Another problem is they slip and slide. Removable dentures are, by their very title, removable. Because there’s nothing anchoring them there, they will move. This will happen more and more as your jawbone shrinks, which is a devastating side effect of dentures known as facial collapse. Eventually, you won’t be able to keep them in at all.

I realize I’m not telling you anything you didn’t already know and you want solutions, so let’s move on.

A Snap-on Dentures Solution

Without having the money for dental implants, most patients feel hopeless, like they’re trapped. However, there is a sort of “part way” procedure that will help a little.

Generally, when you’re talking about implant supported dentures, you’ll need about six for each arch. However, with snap-on dentures, you can get as few as two. This can make a world of difference.

Benefits of Snap-on Dentures

The most obvious benefit is they cannot fall out. The implants anchor the dentures to your mouth securing them so you’ll never have to worry about embarrassing public slips.

They’ll help you retain your jawbone where the implants were placed.

They give you a stop gap while you work toward more implants. Obviously, the more implants you have the better, but starting with two gives you hope, a bit of relief, and a place to start.

Our life circumstances change all the time, and there may come a time you can afford to get more implants. This also allows you to save up a bit at a time and you can add two implants in stages as you’re able, until you have the security and chewing capacity you want.

This blog is brought to you by Salem Dentist Dr. Randall Burba.

Can’t Eat Since Getting Dental Implants

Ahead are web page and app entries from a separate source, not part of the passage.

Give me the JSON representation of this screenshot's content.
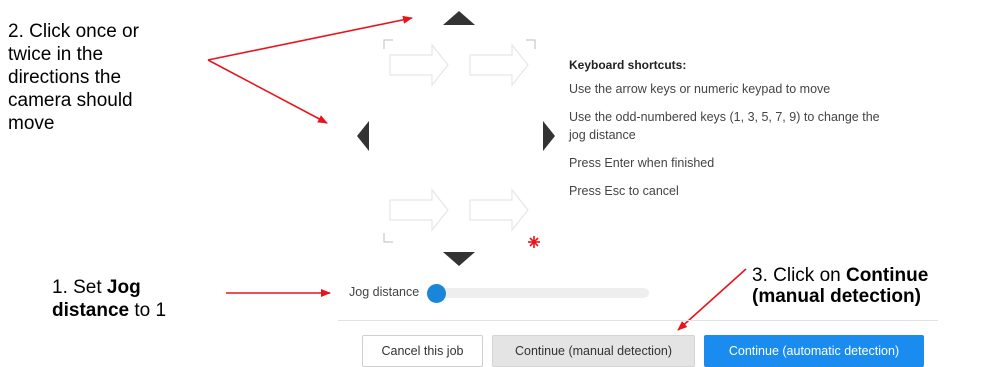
{
  "annotations": {
    "step2": [
      "2. Click once or",
      "twice in the",
      "directions the",
      "camera should",
      "move"
    ],
    "step3_prefix": "3. Click on ",
    "step3_bold_line1": "Continue",
    "step3_bold_line2": "(manual detection)",
    "step1_prefix": "1. Set ",
    "step1_bold1": "Jog",
    "step1_bold2": "distance",
    "step1_suffix": " to 1"
  },
  "shortcuts": {
    "title": "Keyboard shortcuts:",
    "line1": "Use the arrow keys or numeric keypad to move",
    "line2a": "Use the odd-numbered keys (1, 3, 5, 7, 9) to change the",
    "line2b": "jog distance",
    "line3": "Press Enter when finished",
    "line4": "Press Esc to cancel"
  },
  "jog": {
    "label": "Jog distance",
    "value": 1
  },
  "buttons": {
    "cancel": "Cancel this job",
    "manual": "Continue (manual detection)",
    "auto": "Continue (automatic detection)"
  },
  "colors": {
    "arrow_annotation": "#e8141c",
    "primary": "#1a8cf0",
    "slider_thumb": "#1a86d8"
  }
}
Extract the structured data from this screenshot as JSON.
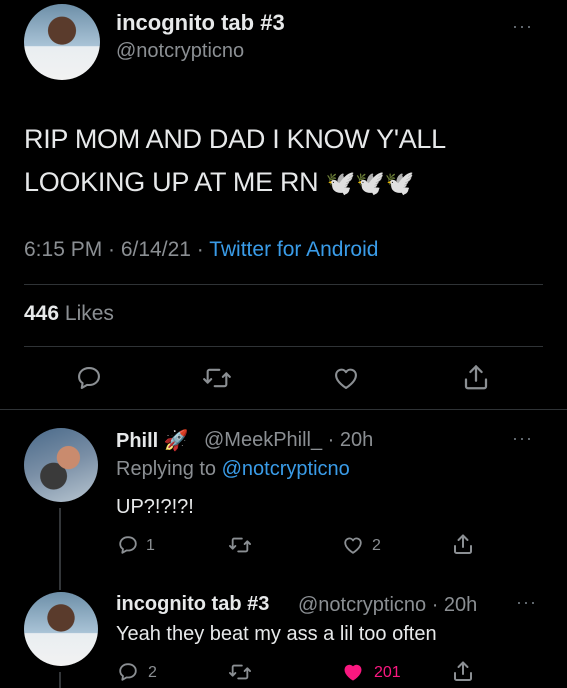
{
  "main_tweet": {
    "name": "incognito tab #3",
    "handle": "@notcrypticno",
    "text_line1": "RIP MOM AND DAD I KNOW Y'ALL",
    "text_line2": "LOOKING UP AT ME RN",
    "emoji": "🕊️🕊️🕊️",
    "time": "6:15 PM · 6/14/21 · ",
    "source": "Twitter for Android",
    "likes_count": "446",
    "likes_label": "Likes",
    "more": "···"
  },
  "reply1": {
    "name": "Phill",
    "emoji": "🚀",
    "handle_time": "@MeekPhill_ · 20h",
    "replying_prefix": "Replying to ",
    "replying_handle": "@notcrypticno",
    "text": "UP?!?!?!",
    "reply_count": "1",
    "like_count": "2",
    "more": "···"
  },
  "reply2": {
    "name": "incognito tab #3",
    "handle_time": "@notcrypticno · 20h",
    "text": "Yeah they beat my ass a lil too often",
    "reply_count": "2",
    "like_count": "201",
    "more": "···"
  },
  "colors": {
    "background": "#000000",
    "link": "#3a9ce8",
    "muted": "#8b8f93",
    "like_active": "#f91880"
  }
}
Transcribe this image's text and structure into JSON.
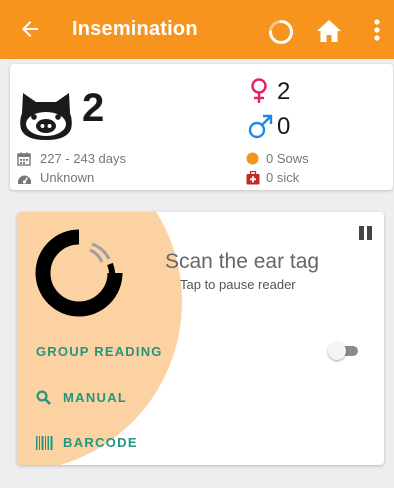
{
  "appbar": {
    "title": "Insemination",
    "back_icon": "arrow-back-icon",
    "loading_icon": "loading-spinner-icon",
    "home_icon": "home-icon",
    "menu_icon": "more-vert-icon",
    "color": "#f7941d"
  },
  "summary": {
    "pig_count": "2",
    "female_count": "2",
    "male_count": "0",
    "age_range": "227 - 243 days",
    "health": "Unknown",
    "sows": "0 Sows",
    "sick": "0 sick",
    "colors": {
      "female": "#e91e63",
      "male": "#1e88e5",
      "sows_dot": "#f7941d",
      "sick": "#c62828"
    }
  },
  "reader": {
    "scan_title": "Scan the ear tag",
    "scan_subtitle": "Tap to pause reader",
    "group_reading_label": "GROUP READING",
    "group_reading_enabled": false,
    "manual_label": "MANUAL",
    "barcode_label": "BARCODE",
    "accent": "#23967f",
    "halo_color": "#fcd2a2"
  }
}
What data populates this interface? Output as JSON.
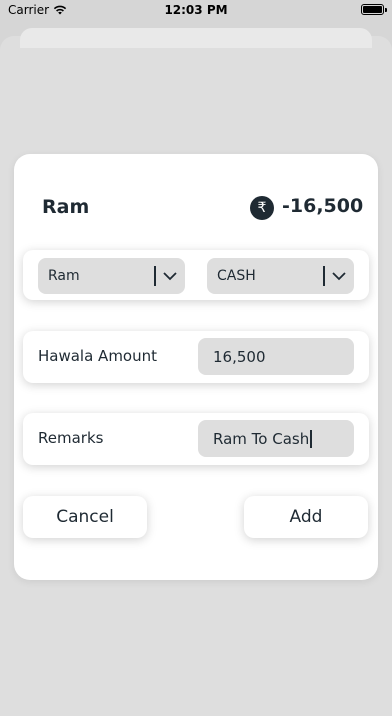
{
  "status_bar": {
    "carrier": "Carrier",
    "time": "12:03 PM"
  },
  "header": {
    "name": "Ram",
    "currency_symbol": "₹",
    "amount": "-16,500"
  },
  "dropdowns": {
    "from_value": "Ram",
    "to_value": "CASH"
  },
  "hawala": {
    "label": "Hawala Amount",
    "value": "16,500"
  },
  "remarks": {
    "label": "Remarks",
    "value": "Ram To Cash"
  },
  "buttons": {
    "cancel": "Cancel",
    "add": "Add"
  },
  "colors": {
    "primary": "#1f2a33",
    "field_bg": "#dedede",
    "backdrop": "#d6d6d6"
  },
  "icons": [
    "wifi-icon",
    "battery-icon",
    "rupee-icon",
    "chevron-down-icon"
  ]
}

I need help and I’m not sure how to get it. Over a year ago I went to the dentist for the first time in a long time. She said my teeth couldn’t be saved and recommended removing all of them and replacing them with dental implants. I couldn’t afford that initial procedure she recommended, but we finally settled on implant supported dentures. Even then, I had to get a loan through this program they use. Ever since the implants were placed I’ve been in massive pain. In fact, I’m in more pain now than I was when this started. I’d hoped when they added the denture after my healing period I’d feel better. That’s what the dentist’s office told me too. Unfortunately, that hasn’t been the case. In fact, it hurts so much I can’t even wear the dentures. I’ve lost over 60 pounds because I’ve essentially been on a liquid diet for this whole time. I can’t live like this anymore. The dentist says everything’s fine and I’ll adjust, but I’m not seeing any improvement. What do I do?

Belinda K.

Dear Belinda,

Salem Dental Implants

I’m sorry you’ve been in so much pain and am a little concerned that you’re losing so much weight and your dentist doesn’t seem to care. While some postoperative pain is normal, what you’re experiencing seems to be anything but normal. Your dentist should be willing to make this right on her own, but it seems like she may need a little nudge.

If it were just the dentures hurting I’d think they’re just in need of adjustment. But, this pain has been consistent from the beginning. I haven’t examined you, but I am wondering if the dental implants were improperly placed. What I’d like you to do is get a second opinion from a highly skilled implant dentist. Look at some of the training and experience Dr. Burba has to get an idea of what kind of dentist you’ll want to visit to have this looked at. Don’t tell them who your dentist is, just explain your symptoms and go from there.

If it turns out your dentist did something that caused the problem you should be able to get a full refund. You’ll still be in the position of needing to replace all your teeth. Implant-supported dentures are a good option. Unfortunately, once you’ve had implants placed, if you lose them, you’ll need to have bone grafting done in order to have more. This procedure is fairly easy and can be completed in a day.

I almost wish you’d had a second opinion before going through all this. There may have been a chance to save at least some of your teeth. Of course, there’s no turning back the clock now. Hopefully, your experience will help someone else.

I’m also hopeful you can get this resolved quickly just by getting a second opinion. I’m sorry you’ve had such a negative experience.

This blog is brought to you by Dr. Randall Burba.